"Why are there so many worms out, daddy?" She asked.
I explained what I knew about worm behavior to Freyja. I explained that just before it rains, sensing that their homes were about to flood, they wiggle up out of their holes and look for dry ground. Then, when it starts to rain they get washed out into the gutter, only to be washed down a storm drain or end up as a smear on the road. As she picked up worm number thirty one with her bare hands and tossed it into a flower bed beneath a tilted mailbox, she explained with satisfaction that she was putting them back in their homes. She was saving their lives.
It occurred to me that everything I'd just told my daughter could be completely wrong. What I told Freyja is something that someone else told me, long ago as a child. I don't even remember who, just some vague authority figure who may have heard it from their grandfather, and their grandfather before them, etc, etc on back to perhaps Martin Luther, who may have observed the phenomena of worms exiting the earth before a storm just as he was nailing a few pieces of parchment to a church door. I had no idea who had originally reported such a thing, and if it had been verified. I had no idea whether or not what I had told my daughter was true.
On top of that, I had no idea if Freyja was helping or hurting in her quest to save all worms. Do worms drown faster in wet soil than out in the streets? Is the gutter Houston compared to the Hurricane Katrina level flooding that just occurred in Wormtown? What's worse, a quick end squished beneath the passenger tire of mid-sized SUV, or the slow death by drowning that awaited any worm stuck in the mud. Did we just send thirty worms to their immediate demise, all while imagining that we were their saviors?
So I looked it up. Turns out, nobody really knows. At least not on the internet. Some science says the ground is too wet and they will return on their own. Other science says that they will dry out on the sidewalk if you don’t put them back in the grass.
How often does this happen with our attempts at altruism in general? In tampering with systems and the natural behavior of organisms, including our own species, how often do we imagine we just saved hundreds, ignorant to the fact that we may have just doomed them? How do we find out, especially when we don't have the luxury of the internet and dozens of years of research.
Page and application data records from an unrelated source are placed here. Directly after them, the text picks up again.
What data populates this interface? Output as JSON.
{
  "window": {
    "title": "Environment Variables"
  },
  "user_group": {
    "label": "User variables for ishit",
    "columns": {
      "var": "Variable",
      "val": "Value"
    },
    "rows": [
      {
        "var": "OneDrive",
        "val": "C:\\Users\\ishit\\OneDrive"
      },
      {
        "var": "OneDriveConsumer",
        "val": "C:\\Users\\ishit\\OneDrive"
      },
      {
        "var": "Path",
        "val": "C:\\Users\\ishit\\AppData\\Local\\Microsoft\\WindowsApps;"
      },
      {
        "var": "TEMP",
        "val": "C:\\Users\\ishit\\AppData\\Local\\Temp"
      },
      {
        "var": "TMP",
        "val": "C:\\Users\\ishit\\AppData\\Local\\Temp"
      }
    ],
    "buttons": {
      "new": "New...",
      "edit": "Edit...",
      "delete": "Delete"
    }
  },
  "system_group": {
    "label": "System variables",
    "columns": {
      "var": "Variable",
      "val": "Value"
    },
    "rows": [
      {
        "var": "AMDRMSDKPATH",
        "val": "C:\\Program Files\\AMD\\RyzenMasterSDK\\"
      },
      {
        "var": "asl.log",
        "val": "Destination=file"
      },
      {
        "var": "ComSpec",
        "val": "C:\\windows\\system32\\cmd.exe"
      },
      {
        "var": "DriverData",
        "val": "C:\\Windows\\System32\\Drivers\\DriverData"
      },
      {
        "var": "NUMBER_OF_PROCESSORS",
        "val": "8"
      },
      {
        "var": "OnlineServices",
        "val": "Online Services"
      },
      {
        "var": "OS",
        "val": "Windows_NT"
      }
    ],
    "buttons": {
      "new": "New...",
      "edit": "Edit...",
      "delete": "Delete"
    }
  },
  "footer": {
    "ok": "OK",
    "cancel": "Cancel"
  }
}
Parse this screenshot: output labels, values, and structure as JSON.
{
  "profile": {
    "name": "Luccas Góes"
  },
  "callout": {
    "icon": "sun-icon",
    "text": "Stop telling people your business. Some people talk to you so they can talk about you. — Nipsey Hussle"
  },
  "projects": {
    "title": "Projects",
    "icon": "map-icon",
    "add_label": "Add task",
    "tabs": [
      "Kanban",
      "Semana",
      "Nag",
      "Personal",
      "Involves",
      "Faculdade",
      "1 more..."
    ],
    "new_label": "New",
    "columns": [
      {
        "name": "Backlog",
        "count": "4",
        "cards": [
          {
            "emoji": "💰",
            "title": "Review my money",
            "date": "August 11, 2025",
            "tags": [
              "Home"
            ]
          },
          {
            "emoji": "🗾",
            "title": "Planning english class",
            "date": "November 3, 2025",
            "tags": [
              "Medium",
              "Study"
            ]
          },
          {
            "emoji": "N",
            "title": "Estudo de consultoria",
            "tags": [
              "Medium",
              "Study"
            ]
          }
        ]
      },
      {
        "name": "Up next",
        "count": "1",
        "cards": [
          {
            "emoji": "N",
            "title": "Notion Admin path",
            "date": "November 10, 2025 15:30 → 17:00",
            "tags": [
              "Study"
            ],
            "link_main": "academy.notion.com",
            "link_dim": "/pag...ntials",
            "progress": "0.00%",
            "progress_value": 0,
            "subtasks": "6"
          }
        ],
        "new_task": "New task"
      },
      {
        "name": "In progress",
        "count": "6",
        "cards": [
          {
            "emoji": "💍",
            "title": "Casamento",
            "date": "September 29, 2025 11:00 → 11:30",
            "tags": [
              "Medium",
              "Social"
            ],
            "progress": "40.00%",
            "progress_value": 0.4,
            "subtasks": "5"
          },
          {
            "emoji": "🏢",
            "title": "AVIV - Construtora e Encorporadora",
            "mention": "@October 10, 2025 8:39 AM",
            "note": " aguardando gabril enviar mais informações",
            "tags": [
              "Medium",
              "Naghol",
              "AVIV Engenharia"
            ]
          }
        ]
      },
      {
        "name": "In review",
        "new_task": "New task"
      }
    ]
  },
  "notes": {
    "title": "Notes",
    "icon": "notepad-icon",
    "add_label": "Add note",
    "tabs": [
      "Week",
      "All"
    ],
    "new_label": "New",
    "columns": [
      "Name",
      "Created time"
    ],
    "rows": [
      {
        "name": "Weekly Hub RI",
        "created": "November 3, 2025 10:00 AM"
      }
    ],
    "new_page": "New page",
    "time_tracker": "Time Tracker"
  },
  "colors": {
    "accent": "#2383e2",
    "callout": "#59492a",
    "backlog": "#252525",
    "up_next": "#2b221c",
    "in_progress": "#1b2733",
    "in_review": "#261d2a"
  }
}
How do we know whether our actions right now, in the moment will do any good, or worse, do harm.
There is no moral to this story. As you go through life, and as the Overton window continues to accelerate, its going to be increasingly harder to tell when to act and when to wait.
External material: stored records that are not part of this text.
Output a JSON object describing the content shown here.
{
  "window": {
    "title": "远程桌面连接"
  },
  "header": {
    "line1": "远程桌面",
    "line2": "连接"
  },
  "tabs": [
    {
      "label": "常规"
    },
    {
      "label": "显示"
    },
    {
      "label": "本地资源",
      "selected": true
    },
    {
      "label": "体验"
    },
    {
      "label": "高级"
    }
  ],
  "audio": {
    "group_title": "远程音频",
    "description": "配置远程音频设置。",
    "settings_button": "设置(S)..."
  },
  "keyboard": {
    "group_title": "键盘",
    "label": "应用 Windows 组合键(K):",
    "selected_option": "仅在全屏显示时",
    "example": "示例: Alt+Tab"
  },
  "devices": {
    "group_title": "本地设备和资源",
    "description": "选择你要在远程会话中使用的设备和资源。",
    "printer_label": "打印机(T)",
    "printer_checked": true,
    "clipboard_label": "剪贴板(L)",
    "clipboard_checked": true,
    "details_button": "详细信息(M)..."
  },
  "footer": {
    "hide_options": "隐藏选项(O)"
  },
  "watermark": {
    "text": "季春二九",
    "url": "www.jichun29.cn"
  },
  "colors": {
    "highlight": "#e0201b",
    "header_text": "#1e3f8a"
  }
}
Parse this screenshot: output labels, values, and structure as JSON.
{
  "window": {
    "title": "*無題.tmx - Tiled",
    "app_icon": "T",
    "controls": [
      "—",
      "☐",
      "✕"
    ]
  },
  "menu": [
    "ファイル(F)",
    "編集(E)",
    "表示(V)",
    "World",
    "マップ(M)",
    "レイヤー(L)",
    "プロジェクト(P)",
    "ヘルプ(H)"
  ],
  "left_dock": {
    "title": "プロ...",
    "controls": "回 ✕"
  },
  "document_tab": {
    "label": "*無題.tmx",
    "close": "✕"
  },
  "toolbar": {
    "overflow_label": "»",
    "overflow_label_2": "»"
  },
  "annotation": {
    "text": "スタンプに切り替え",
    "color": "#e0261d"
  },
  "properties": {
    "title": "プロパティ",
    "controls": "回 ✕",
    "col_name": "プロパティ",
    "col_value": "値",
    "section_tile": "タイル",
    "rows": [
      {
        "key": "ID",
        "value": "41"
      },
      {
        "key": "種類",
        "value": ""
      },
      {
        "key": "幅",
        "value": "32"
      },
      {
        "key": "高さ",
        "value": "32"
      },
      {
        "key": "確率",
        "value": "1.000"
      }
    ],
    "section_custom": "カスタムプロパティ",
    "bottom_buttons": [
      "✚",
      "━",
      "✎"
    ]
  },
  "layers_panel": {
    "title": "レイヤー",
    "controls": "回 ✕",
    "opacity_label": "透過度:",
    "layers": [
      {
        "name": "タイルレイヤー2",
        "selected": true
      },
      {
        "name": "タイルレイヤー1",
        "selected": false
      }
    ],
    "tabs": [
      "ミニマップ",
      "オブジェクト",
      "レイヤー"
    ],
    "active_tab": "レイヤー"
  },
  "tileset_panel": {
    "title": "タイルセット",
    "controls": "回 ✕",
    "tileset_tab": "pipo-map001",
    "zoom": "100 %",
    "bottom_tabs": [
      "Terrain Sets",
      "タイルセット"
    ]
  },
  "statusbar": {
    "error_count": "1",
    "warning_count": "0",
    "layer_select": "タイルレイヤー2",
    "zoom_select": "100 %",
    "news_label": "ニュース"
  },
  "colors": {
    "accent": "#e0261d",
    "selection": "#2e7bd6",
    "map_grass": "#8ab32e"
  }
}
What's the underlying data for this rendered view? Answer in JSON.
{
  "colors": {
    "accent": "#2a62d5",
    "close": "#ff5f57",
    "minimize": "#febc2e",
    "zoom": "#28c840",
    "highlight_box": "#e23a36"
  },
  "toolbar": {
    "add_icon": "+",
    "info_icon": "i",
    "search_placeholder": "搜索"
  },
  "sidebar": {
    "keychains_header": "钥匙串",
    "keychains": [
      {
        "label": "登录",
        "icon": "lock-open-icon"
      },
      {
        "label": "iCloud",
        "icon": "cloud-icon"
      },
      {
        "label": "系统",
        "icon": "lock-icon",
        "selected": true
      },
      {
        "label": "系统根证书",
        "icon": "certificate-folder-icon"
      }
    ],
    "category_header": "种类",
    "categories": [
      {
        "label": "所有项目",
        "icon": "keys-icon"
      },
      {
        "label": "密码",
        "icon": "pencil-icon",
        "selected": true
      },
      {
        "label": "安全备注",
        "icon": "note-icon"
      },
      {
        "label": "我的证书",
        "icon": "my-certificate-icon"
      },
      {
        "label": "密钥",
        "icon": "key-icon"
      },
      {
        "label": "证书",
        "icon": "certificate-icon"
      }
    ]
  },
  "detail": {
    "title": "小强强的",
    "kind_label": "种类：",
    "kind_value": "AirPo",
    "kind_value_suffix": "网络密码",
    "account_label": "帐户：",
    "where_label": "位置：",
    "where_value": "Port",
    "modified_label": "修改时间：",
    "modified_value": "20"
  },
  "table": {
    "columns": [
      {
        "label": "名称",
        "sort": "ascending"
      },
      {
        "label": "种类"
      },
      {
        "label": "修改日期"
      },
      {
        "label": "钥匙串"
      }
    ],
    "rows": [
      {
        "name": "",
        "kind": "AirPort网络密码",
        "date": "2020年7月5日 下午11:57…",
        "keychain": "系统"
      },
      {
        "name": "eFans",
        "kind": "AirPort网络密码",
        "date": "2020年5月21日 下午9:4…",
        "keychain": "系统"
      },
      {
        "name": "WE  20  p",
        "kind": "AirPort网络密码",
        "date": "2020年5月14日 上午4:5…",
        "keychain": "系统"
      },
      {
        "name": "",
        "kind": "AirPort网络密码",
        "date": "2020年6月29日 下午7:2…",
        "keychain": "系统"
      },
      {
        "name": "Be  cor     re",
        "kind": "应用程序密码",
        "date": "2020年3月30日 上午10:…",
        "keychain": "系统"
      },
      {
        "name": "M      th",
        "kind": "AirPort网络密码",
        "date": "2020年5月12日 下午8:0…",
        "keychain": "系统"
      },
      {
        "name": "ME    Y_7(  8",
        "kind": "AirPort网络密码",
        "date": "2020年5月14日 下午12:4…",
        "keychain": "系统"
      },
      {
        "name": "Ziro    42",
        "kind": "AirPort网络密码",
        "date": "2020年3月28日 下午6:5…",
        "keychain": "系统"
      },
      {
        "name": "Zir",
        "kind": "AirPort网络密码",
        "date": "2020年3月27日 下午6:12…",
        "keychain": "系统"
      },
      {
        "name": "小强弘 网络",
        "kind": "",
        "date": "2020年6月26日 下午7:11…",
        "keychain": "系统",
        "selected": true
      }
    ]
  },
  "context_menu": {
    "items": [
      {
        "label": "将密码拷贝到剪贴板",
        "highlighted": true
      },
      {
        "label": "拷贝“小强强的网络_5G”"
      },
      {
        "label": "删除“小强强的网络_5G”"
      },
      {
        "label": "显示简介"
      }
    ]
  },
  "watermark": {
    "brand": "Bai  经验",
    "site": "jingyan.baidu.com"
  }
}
But if you think you just saved thirty worms, you’re going to be a lot happier.